Christine could only see her inadequacies. And because she wanted to hide them, she did not ask questions. Because she did not ask questions, she did not engage with her colleagues. (Do you see where this is headed?) The Christine they hired was a confident and competent team player. The Christine showing up was distant, not engaged, and aloof. In order to protect herself, Christine had unwittingly created a bigger problem.
Steven was addressing this skewed perspective slightly differently. Instead of trying to camouflage his perceived inadequacy, he was stuck trying to enlarge his ‘circle’ of knowledge. He was in a place of paralysis; attempting to learn everything about everything before taking his next step professionally.
Do You Have Imposter Syndrome?
If 7/10 people suffer from Imposter Syndrome, odds are that it affects you. How can you tell? Let’s go through a quick checklist:
- Do you feel disappointed in your accomplishments?
- Do you find it difficult to complete a project as well as you would like to?
- Are you worried that your colleagues will find out how much knowledge or skill you lack?
- Do you think you give the impression that you are more able than you actually are?
- Do you worry about living up to your peers’ expectations?
- Do you routinely compare your ability to those around you and feel lacking in skill, intelligence or success?
- Do you expect to routinely perform flawlessly and with ease?
Do you have more yes’s than no’s? If so, you have Imposter Syndrome.
The more successful, intelligent, and accomplished you are the MORE likely you are to suffer occasional bouts of feeling like a fraud.
5 Steps to Combat Imposter Syndrome
- STOP SEEKING PERFECTION. Perfectionism is one of the most detrimental personality traits around. Successful people hold themselves to a high standard but perfection is too high a standard. “Lower your standards of perfection. You don’t have to attain perfection to be worthy of the success you’ve achieved. If you continually set the bar at a level of perfection, you will always feel disappointed. Set the bar at a realistic level so that you don’t always fall short, “ says Lauren Feiner, PsyD.
- OWN IT. The first step in gaining any sort of clarity about what you face is owning it. Find one person to confide in. Say out loud “I feel like a fraud.” It may sound silly but getting it out into the open makes it much easier to gain perspective.

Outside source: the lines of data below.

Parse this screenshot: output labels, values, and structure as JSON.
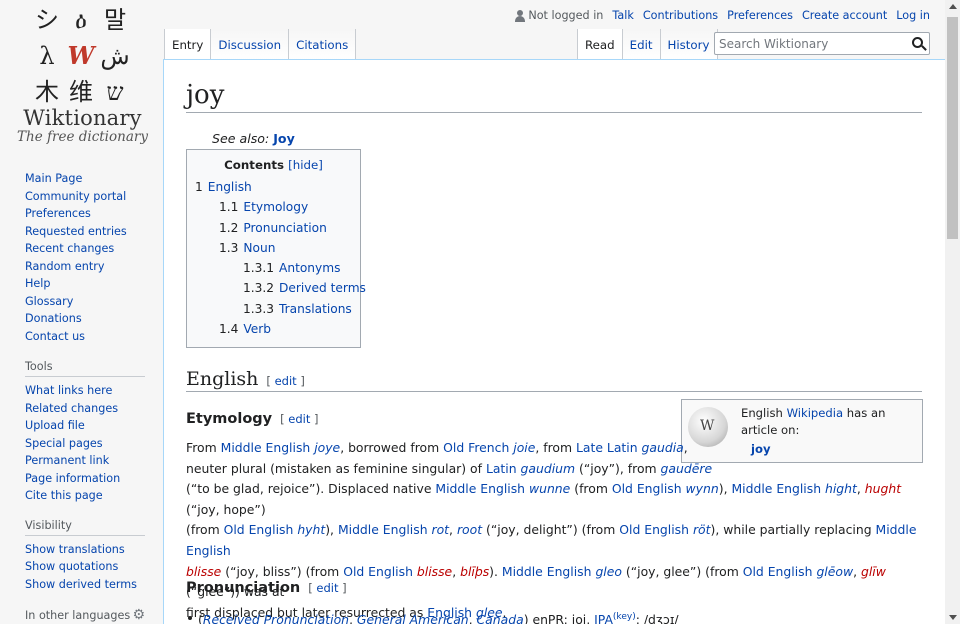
{
  "logo": {
    "glyphs": [
      "シ",
      "ዕ",
      "말",
      "λ",
      "W",
      "ش",
      "木",
      "维",
      "ש"
    ],
    "wordmark": "Wiktionary",
    "tagline": "The free dictionary"
  },
  "sidebar": {
    "navigation": [
      "Main Page",
      "Community portal",
      "Preferences",
      "Requested entries",
      "Recent changes",
      "Random entry",
      "Help",
      "Glossary",
      "Donations",
      "Contact us"
    ],
    "tools_heading": "Tools",
    "tools": [
      "What links here",
      "Related changes",
      "Upload file",
      "Special pages",
      "Permanent link",
      "Page information",
      "Cite this page"
    ],
    "visibility_heading": "Visibility",
    "visibility": [
      "Show translations",
      "Show quotations",
      "Show derived terms"
    ],
    "languages_heading": "In other languages"
  },
  "personal": {
    "not_logged_in": "Not logged in",
    "links": [
      "Talk",
      "Contributions",
      "Preferences",
      "Create account",
      "Log in"
    ]
  },
  "tabs": {
    "left": [
      "Entry",
      "Discussion",
      "Citations"
    ],
    "right": [
      "Read",
      "Edit",
      "History"
    ]
  },
  "search": {
    "placeholder": "Search Wiktionary"
  },
  "page": {
    "title": "joy",
    "see_also_label": "See also:",
    "see_also_link": "Joy"
  },
  "toc": {
    "title": "Contents",
    "hide": "[hide]",
    "items": [
      {
        "num": "1",
        "label": "English"
      },
      {
        "num": "1.1",
        "label": "Etymology"
      },
      {
        "num": "1.2",
        "label": "Pronunciation"
      },
      {
        "num": "1.3",
        "label": "Noun"
      },
      {
        "num": "1.3.1",
        "label": "Antonyms"
      },
      {
        "num": "1.3.2",
        "label": "Derived terms"
      },
      {
        "num": "1.3.3",
        "label": "Translations"
      },
      {
        "num": "1.4",
        "label": "Verb"
      }
    ]
  },
  "sections": {
    "english": "English",
    "etymology": "Etymology",
    "pronunciation": "Pronunciation",
    "edit": "edit"
  },
  "wikipedia_box": {
    "prefix": "English ",
    "link": "Wikipedia",
    "suffix": " has an article on:",
    "article": "joy"
  },
  "etymology": {
    "t01": "From ",
    "t02": "Middle English",
    "t03": "joye",
    "t04": ", borrowed from ",
    "t05": "Old French",
    "t06": "joie",
    "t07": ", from ",
    "t08": "Late Latin",
    "t09": "gaudia",
    "t10": ",",
    "t11": "neuter plural (mistaken as feminine singular) of ",
    "t12": "Latin",
    "t13": "gaudium",
    "t14": " (“joy”), from ",
    "t15": "gaudēre",
    "t16": "(“to be glad, rejoice”). Displaced native ",
    "t17": "Middle English",
    "t18": "wunne",
    "t19": " (from ",
    "t20": "Old English",
    "t21": "wynn",
    "t22": "), ",
    "t23": "Middle English",
    "t24": "hight",
    "t25": ", ",
    "t26": "hught",
    "t27": " (“joy, hope”)",
    "t28": "(from ",
    "t29": "Old English",
    "t30": "hyht",
    "t31": "), ",
    "t32": "Middle English",
    "t33": "rot",
    "t34": ", ",
    "t35": "root",
    "t36": " (“joy, delight”) (from ",
    "t37": "Old English",
    "t38": "röt",
    "t39": "), while partially replacing ",
    "t40": "Middle English",
    "t41": "blisse",
    "t42": " (“joy, bliss”) (from ",
    "t43": "Old English",
    "t44": "blisse",
    "t45": ", ",
    "t46": "blīþs",
    "t47": "). ",
    "t48": "Middle English",
    "t49": "gleo",
    "t50": " (“joy, glee”) (from ",
    "t51": "Old English",
    "t52": "glēow",
    "t53": ", ",
    "t54": "glīw",
    "t55": " (“glee”)) was at",
    "t56": "first displaced but later resurrected as ",
    "t57": "English",
    "t58": "glee",
    "t59": "."
  },
  "pronunciation": {
    "open": "(",
    "rp": "Received Pronunciation",
    "comma1": ", ",
    "ga": "General American",
    "comma2": ", ",
    "ca": "Canada",
    "close": ") enPR: ",
    "enpr": "joi",
    "comma3": ", ",
    "ipa": "IPA",
    "key": "(key)",
    "colon": ": ",
    "ipa_value": "/dʒɔɪ/"
  }
}
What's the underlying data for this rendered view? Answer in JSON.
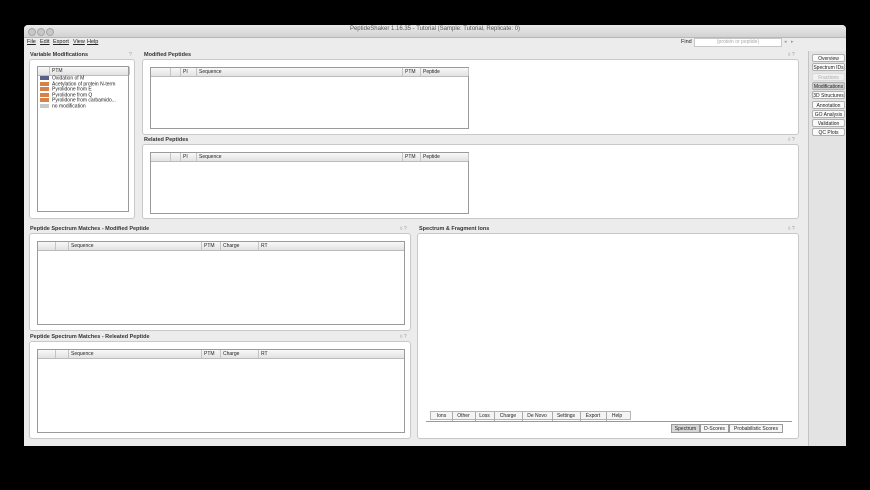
{
  "window": {
    "title": "PeptideShaker 1.16.35 - Tutorial (Sample: Tutorial, Replicate: 0)"
  },
  "menu": {
    "items": [
      "File",
      "Edit",
      "Export",
      "View",
      "Help"
    ]
  },
  "find": {
    "label": "Find",
    "placeholder": "(protein or peptide)",
    "prev_arrow": "◂",
    "next_arrow": "▸"
  },
  "help_mark": "?",
  "panel_nav_glyph": "◊",
  "variable_modifications": {
    "title": "Variable Modifications",
    "column": "PTM",
    "items": [
      {
        "label": "Oxidation of M",
        "color": "#5a5f8a"
      },
      {
        "label": "Acetylation of protein N-term",
        "color": "#d9804a"
      },
      {
        "label": "Pyrolidone from E",
        "color": "#d9804a"
      },
      {
        "label": "Pyrolidone from Q",
        "color": "#d9804a"
      },
      {
        "label": "Pyrolidone from carbamido...",
        "color": "#d9804a"
      },
      {
        "label": "no modification",
        "color": "#c8c8c8"
      }
    ]
  },
  "modified_peptides": {
    "title": "Modified Peptides",
    "columns": [
      "",
      "",
      "PI",
      "Sequence",
      "PTM",
      "Peptide"
    ]
  },
  "related_peptides": {
    "title": "Related Peptides",
    "columns": [
      "",
      "",
      "PI",
      "Sequence",
      "PTM",
      "Peptide"
    ]
  },
  "psm_modified": {
    "title": "Peptide Spectrum Matches - Modified Peptide",
    "columns": [
      "",
      "",
      "Sequence",
      "PTM",
      "Charge",
      "RT"
    ]
  },
  "psm_related": {
    "title": "Peptide Spectrum Matches - Releated Peptide",
    "columns": [
      "",
      "",
      "Sequence",
      "PTM",
      "Charge",
      "RT"
    ]
  },
  "spectrum": {
    "title": "Spectrum & Fragment Ions",
    "tabs": [
      "Ions",
      "Other",
      "Loss",
      "Charge",
      "De Novo",
      "Settings",
      "Export",
      "Help"
    ],
    "bottom_tabs": [
      "Spectrum",
      "D-Scores",
      "Probabilistic Scores"
    ],
    "selected_bottom_tab": "Spectrum"
  },
  "sidebar": {
    "items": [
      "Overview",
      "Spectrum IDs",
      "Fractions",
      "Modifications",
      "3D Structures",
      "Annotation",
      "GO Analysis",
      "Validation",
      "QC Plots"
    ],
    "selected": "Modifications",
    "disabled": [
      "Fractions"
    ]
  }
}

- PAY ATTENTION TO YOUR STRENGTHS. You have assets. List them. Actually write them out and refer back to them when you are feeling inept. Learn how to take a compliment. Simply say thanks, and reflect upon the good work you have done.
- GATHER A TRIBE. Surround yourself with smart people. Accept help. You can’t save your face and your ass at the same time! So be bold-acknowledge when you need help and accept it when it is offered to you.
- ACKNOWLEDGE YOUR LIMITATIONS. No one is perfect. No one can know everything about everything. The sooner you make peace with that, the better off you will be.
Make a Plan-It’s Not the End of the World
Maya Angelou was one of the most renowned authors of our time. She was also quite transparent about her own battles with Imposter Syndrome: “I have written eleven books, but each time I think, ‘Uh oh, they’re going to find out now. I’ve run a game on everybody, and they’re going to find me out.’”
Imposter Syndrome does not have to derail you. Both Christine and Steven are successful people. The root of the challenges they face is Imposter Syndrome. But they now have a playbook for future action and are on the lookout for that pesky little voice in the back of their head telling them they are undeserving of their success.